-- Supplied information follows --

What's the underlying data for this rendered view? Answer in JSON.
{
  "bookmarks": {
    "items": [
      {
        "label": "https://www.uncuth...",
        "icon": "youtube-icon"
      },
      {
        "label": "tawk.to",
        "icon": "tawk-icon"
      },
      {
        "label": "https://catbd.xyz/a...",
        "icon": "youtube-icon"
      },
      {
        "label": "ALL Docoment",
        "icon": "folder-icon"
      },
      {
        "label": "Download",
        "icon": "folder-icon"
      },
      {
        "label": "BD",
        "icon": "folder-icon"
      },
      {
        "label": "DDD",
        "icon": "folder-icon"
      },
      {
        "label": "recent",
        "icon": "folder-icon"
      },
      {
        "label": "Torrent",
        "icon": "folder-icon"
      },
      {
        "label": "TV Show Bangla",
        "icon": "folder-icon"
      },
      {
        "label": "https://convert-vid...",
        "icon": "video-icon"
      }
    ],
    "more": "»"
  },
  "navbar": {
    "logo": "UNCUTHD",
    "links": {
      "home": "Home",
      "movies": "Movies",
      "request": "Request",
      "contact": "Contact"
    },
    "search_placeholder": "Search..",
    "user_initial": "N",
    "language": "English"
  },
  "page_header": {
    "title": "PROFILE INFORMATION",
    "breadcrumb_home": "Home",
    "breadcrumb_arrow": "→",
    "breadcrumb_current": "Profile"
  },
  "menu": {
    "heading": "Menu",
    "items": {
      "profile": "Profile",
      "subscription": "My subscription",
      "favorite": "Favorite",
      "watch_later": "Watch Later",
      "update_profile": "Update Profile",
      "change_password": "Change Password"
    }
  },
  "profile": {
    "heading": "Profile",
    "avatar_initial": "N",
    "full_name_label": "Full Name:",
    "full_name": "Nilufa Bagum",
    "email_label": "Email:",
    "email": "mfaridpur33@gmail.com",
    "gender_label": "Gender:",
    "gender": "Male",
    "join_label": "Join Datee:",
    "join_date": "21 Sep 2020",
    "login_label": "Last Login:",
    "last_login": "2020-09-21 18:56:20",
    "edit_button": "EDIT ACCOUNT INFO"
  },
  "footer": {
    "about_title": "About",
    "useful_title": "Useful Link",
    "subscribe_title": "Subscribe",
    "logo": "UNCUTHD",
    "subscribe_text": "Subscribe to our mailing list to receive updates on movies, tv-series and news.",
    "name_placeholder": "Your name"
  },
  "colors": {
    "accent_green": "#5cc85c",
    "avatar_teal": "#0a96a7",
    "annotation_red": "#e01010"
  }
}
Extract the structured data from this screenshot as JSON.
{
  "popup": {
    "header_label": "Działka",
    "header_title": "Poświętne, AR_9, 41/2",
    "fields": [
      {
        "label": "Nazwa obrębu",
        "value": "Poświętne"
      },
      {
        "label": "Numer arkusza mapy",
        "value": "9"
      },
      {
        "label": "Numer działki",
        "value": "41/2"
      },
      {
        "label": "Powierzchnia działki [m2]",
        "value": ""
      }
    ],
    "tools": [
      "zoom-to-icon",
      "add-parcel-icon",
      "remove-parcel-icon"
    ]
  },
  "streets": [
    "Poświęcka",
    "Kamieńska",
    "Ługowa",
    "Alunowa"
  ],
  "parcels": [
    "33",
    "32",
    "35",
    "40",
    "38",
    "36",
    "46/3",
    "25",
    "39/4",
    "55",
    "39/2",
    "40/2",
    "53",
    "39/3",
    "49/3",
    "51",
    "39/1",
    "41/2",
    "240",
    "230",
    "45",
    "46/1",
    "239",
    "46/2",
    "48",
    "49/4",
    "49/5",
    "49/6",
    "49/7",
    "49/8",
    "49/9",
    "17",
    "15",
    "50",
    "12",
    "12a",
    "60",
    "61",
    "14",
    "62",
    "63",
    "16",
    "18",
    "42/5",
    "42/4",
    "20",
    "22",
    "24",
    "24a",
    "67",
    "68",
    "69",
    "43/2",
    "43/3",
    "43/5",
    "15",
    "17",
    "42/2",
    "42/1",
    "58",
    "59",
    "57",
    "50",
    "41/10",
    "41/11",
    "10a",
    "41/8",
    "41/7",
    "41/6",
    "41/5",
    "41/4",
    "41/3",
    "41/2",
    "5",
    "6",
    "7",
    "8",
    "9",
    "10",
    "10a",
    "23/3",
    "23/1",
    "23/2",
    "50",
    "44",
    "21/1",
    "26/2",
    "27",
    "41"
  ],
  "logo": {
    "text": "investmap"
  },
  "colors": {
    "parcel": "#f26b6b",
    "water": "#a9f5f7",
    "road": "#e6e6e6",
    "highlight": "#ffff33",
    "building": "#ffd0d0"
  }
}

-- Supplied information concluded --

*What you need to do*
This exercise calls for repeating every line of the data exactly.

*Reply*
What's the underlying data for this rendered view? Answer in JSON.
{
  "bookmarks": {
    "items": [
      {
        "label": "https://www.uncuth...",
        "icon": "youtube-icon"
      },
      {
        "label": "tawk.to",
        "icon": "tawk-icon"
      },
      {
        "label": "https://catbd.xyz/a...",
        "icon": "youtube-icon"
      },
      {
        "label": "ALL Docoment",
        "icon": "folder-icon"
      },
      {
        "label": "Download",
        "icon": "folder-icon"
      },
      {
        "label": "BD",
        "icon": "folder-icon"
      },
      {
        "label": "DDD",
        "icon": "folder-icon"
      },
      {
        "label": "recent",
        "icon": "folder-icon"
      },
      {
        "label": "Torrent",
        "icon": "folder-icon"
      },
      {
        "label": "TV Show Bangla",
        "icon": "folder-icon"
      },
      {
        "label": "https://convert-vid...",
        "icon": "video-icon"
      }
    ],
    "more": "»"
  },
  "navbar": {
    "logo": "UNCUTHD",
    "links": {
      "home": "Home",
      "movies": "Movies",
      "request": "Request",
      "contact": "Contact"
    },
    "search_placeholder": "Search..",
    "user_initial": "N",
    "language": "English"
  },
  "page_header": {
    "title": "PROFILE INFORMATION",
    "breadcrumb_home": "Home",
    "breadcrumb_arrow": "→",
    "breadcrumb_current": "Profile"
  },
  "menu": {
    "heading": "Menu",
    "items": {
      "profile": "Profile",
      "subscription": "My subscription",
      "favorite": "Favorite",
      "watch_later": "Watch Later",
      "update_profile": "Update Profile",
      "change_password": "Change Password"
    }
  },
  "profile": {
    "heading": "Profile",
    "avatar_initial": "N",
    "full_name_label": "Full Name:",
    "full_name": "Nilufa Bagum",
    "email_label": "Email:",
    "email": "mfaridpur33@gmail.com",
    "gender_label": "Gender:",
    "gender": "Male",
    "join_label": "Join Datee:",
    "join_date": "21 Sep 2020",
    "login_label": "Last Login:",
    "last_login": "2020-09-21 18:56:20",
    "edit_button": "EDIT ACCOUNT INFO"
  },
  "footer": {
    "about_title": "About",
    "useful_title": "Useful Link",
    "subscribe_title": "Subscribe",
    "logo": "UNCUTHD",
    "subscribe_text": "Subscribe to our mailing list to receive updates on movies, tv-series and news.",
    "name_placeholder": "Your name"
  },
  "colors": {
    "accent_green": "#5cc85c",
    "avatar_teal": "#0a96a7",
    "annotation_red": "#e01010"
  }
}
Extract the structured data from this screenshot as JSON.
{
  "popup": {
    "header_label": "Działka",
    "header_title": "Poświętne, AR_9, 41/2",
    "fields": [
      {
        "label": "Nazwa obrębu",
        "value": "Poświętne"
      },
      {
        "label": "Numer arkusza mapy",
        "value": "9"
      },
      {
        "label": "Numer działki",
        "value": "41/2"
      },
      {
        "label": "Powierzchnia działki [m2]",
        "value": ""
      }
    ],
    "tools": [
      "zoom-to-icon",
      "add-parcel-icon",
      "remove-parcel-icon"
    ]
  },
  "streets": [
    "Poświęcka",
    "Kamieńska",
    "Ługowa",
    "Alunowa"
  ],
  "parcels": [
    "33",
    "32",
    "35",
    "40",
    "38",
    "36",
    "46/3",
    "25",
    "39/4",
    "55",
    "39/2",
    "40/2",
    "53",
    "39/3",
    "49/3",
    "51",
    "39/1",
    "41/2",
    "240",
    "230",
    "45",
    "46/1",
    "239",
    "46/2",
    "48",
    "49/4",
    "49/5",
    "49/6",
    "49/7",
    "49/8",
    "49/9",
    "17",
    "15",
    "50",
    "12",
    "12a",
    "60",
    "61",
    "14",
    "62",
    "63",
    "16",
    "18",
    "42/5",
    "42/4",
    "20",
    "22",
    "24",
    "24a",
    "67",
    "68",
    "69",
    "43/2",
    "43/3",
    "43/5",
    "15",
    "17",
    "42/2",
    "42/1",
    "58",
    "59",
    "57",
    "50",
    "41/10",
    "41/11",
    "10a",
    "41/8",
    "41/7",
    "41/6",
    "41/5",
    "41/4",
    "41/3",
    "41/2",
    "5",
    "6",
    "7",
    "8",
    "9",
    "10",
    "10a",
    "23/3",
    "23/1",
    "23/2",
    "50",
    "44",
    "21/1",
    "26/2",
    "27",
    "41"
  ],
  "logo": {
    "text": "investmap"
  },
  "colors": {
    "parcel": "#f26b6b",
    "water": "#a9f5f7",
    "road": "#e6e6e6",
    "highlight": "#ffff33",
    "building": "#ffd0d0"
  }
}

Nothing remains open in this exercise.